Your goal →
Please reproduce the entries below exactly as they stand, but leave the pictures out.

══ Dataset

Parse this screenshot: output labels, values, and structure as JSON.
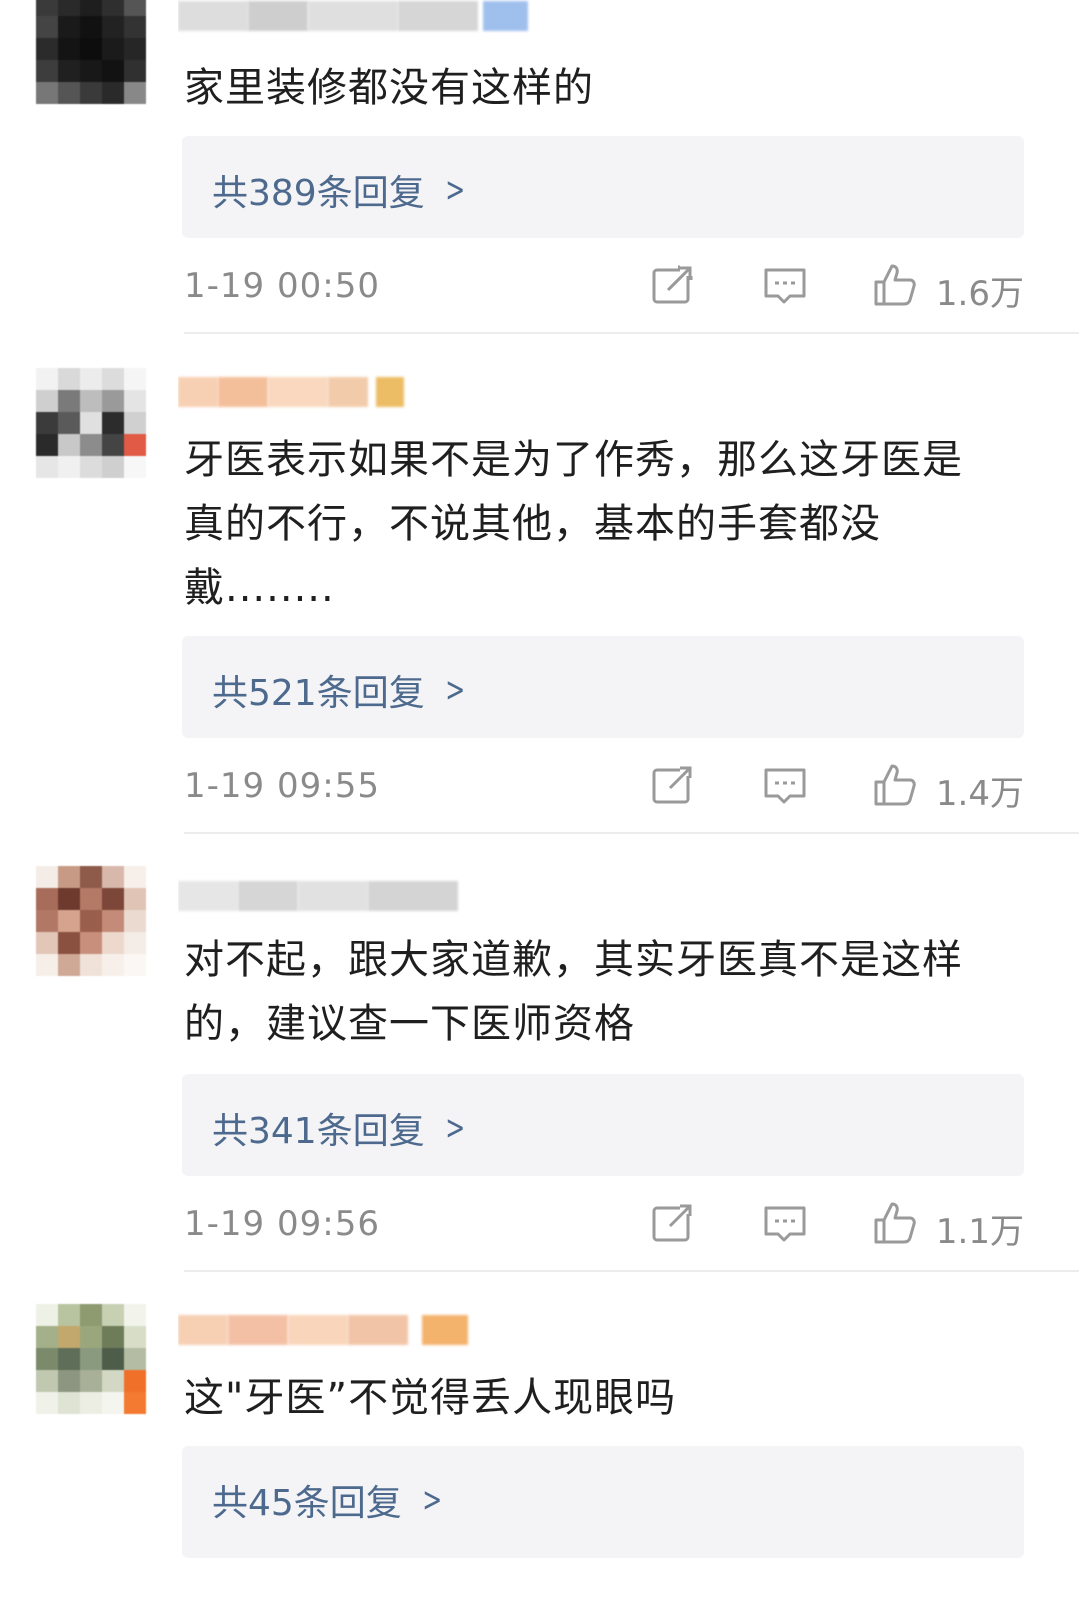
{
  "comments": [
    {
      "content": "家里装修都没有这样的",
      "replies_label": "共389条回复",
      "timestamp": "1-19 00:50",
      "likes": "1.6万"
    },
    {
      "content": "牙医表示如果不是为了作秀，那么这牙医是真的不行，不说其他，基本的手套都没戴........",
      "replies_label": "共521条回复",
      "timestamp": "1-19 09:55",
      "likes": "1.4万"
    },
    {
      "content": "对不起，跟大家道歉，其实牙医真不是这样的，建议查一下医师资格",
      "replies_label": "共341条回复",
      "timestamp": "1-19 09:56",
      "likes": "1.1万"
    },
    {
      "content": "这\"牙医”不觉得丢人现眼吗",
      "replies_label": "共45条回复"
    }
  ],
  "icons": {
    "share": "share-icon",
    "comment": "comment-icon",
    "like": "thumbs-up-icon",
    "reply_arrow": "chevron-right-icon"
  },
  "colors": {
    "reply_link": "#4d6a8e",
    "meta_text": "#8a8a8a",
    "reply_box_bg": "#f4f4f6"
  }
}
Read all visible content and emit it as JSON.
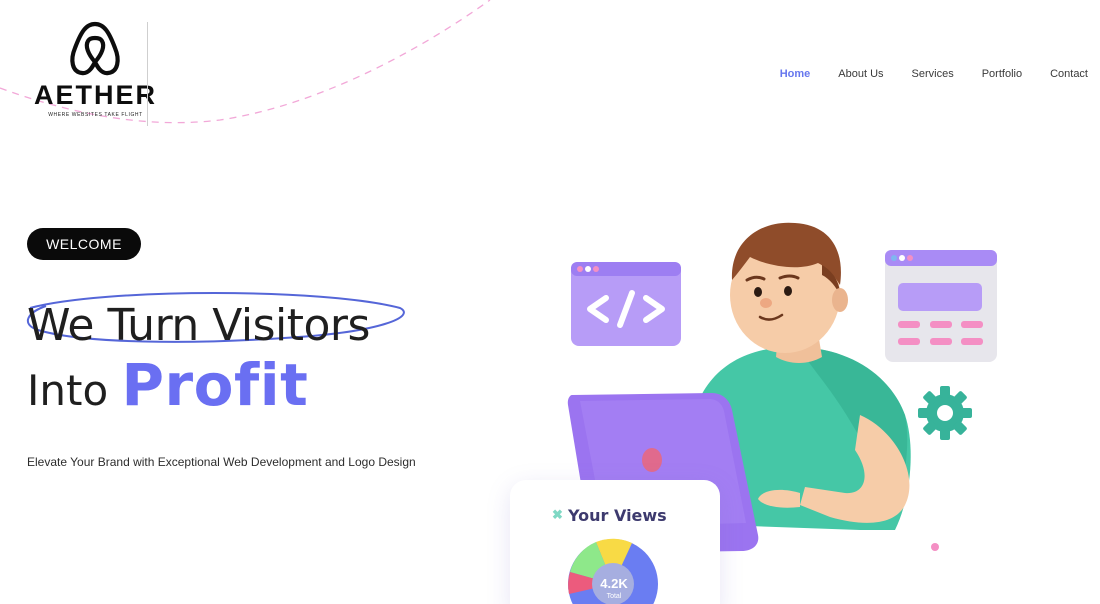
{
  "brand": {
    "name": "AETHER",
    "tagline": "WHERE WEBSITES TAKE FLIGHT"
  },
  "nav": {
    "items": [
      {
        "label": "Home",
        "active": true
      },
      {
        "label": "About Us",
        "active": false
      },
      {
        "label": "Services",
        "active": false
      },
      {
        "label": "Portfolio",
        "active": false
      },
      {
        "label": "Contact",
        "active": false
      }
    ]
  },
  "hero": {
    "badge": "WELCOME",
    "headline_line1": "We Turn Visitors",
    "headline_line2_prefix": "Into",
    "headline_highlight": "Profit",
    "subtitle": "Elevate Your Brand with Exceptional Web Development and Logo Design"
  },
  "views_card": {
    "title": "Your Views",
    "value": "4.2K",
    "label": "Total"
  },
  "colors": {
    "accent": "#6a6ff2",
    "nav_active": "#6677ee",
    "badge_bg": "#0a0a0a",
    "illustration_purple": "#a98bf5",
    "shirt_teal": "#3fbf9f"
  },
  "icons": {
    "logo": "airbnb-style-loop-logo",
    "code_window": "code-brackets-icon",
    "settings": "gear-icon",
    "views": "x-sparkle-icon"
  }
}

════

Answer box →
Parse this screenshot: output labels, values, and structure as JSON.
{
  "comments": [
    {
      "content": "家里装修都没有这样的",
      "replies_label": "共389条回复",
      "timestamp": "1-19 00:50",
      "likes": "1.6万"
    },
    {
      "content": "牙医表示如果不是为了作秀，那么这牙医是真的不行，不说其他，基本的手套都没戴........",
      "replies_label": "共521条回复",
      "timestamp": "1-19 09:55",
      "likes": "1.4万"
    },
    {
      "content": "对不起，跟大家道歉，其实牙医真不是这样的，建议查一下医师资格",
      "replies_label": "共341条回复",
      "timestamp": "1-19 09:56",
      "likes": "1.1万"
    },
    {
      "content": "这\"牙医”不觉得丢人现眼吗",
      "replies_label": "共45条回复"
    }
  ],
  "icons": {
    "share": "share-icon",
    "comment": "comment-icon",
    "like": "thumbs-up-icon",
    "reply_arrow": "chevron-right-icon"
  },
  "colors": {
    "reply_link": "#4d6a8e",
    "meta_text": "#8a8a8a",
    "reply_box_bg": "#f4f4f6"
  }
}
Read all visible content and emit it as JSON.
{
  "brand": {
    "name": "AETHER",
    "tagline": "WHERE WEBSITES TAKE FLIGHT"
  },
  "nav": {
    "items": [
      {
        "label": "Home",
        "active": true
      },
      {
        "label": "About Us",
        "active": false
      },
      {
        "label": "Services",
        "active": false
      },
      {
        "label": "Portfolio",
        "active": false
      },
      {
        "label": "Contact",
        "active": false
      }
    ]
  },
  "hero": {
    "badge": "WELCOME",
    "headline_line1": "We Turn Visitors",
    "headline_line2_prefix": "Into",
    "headline_highlight": "Profit",
    "subtitle": "Elevate Your Brand with Exceptional Web Development and Logo Design"
  },
  "views_card": {
    "title": "Your Views",
    "value": "4.2K",
    "label": "Total"
  },
  "colors": {
    "accent": "#6a6ff2",
    "nav_active": "#6677ee",
    "badge_bg": "#0a0a0a",
    "illustration_purple": "#a98bf5",
    "shirt_teal": "#3fbf9f"
  },
  "icons": {
    "logo": "airbnb-style-loop-logo",
    "code_window": "code-brackets-icon",
    "settings": "gear-icon",
    "views": "x-sparkle-icon"
  }
}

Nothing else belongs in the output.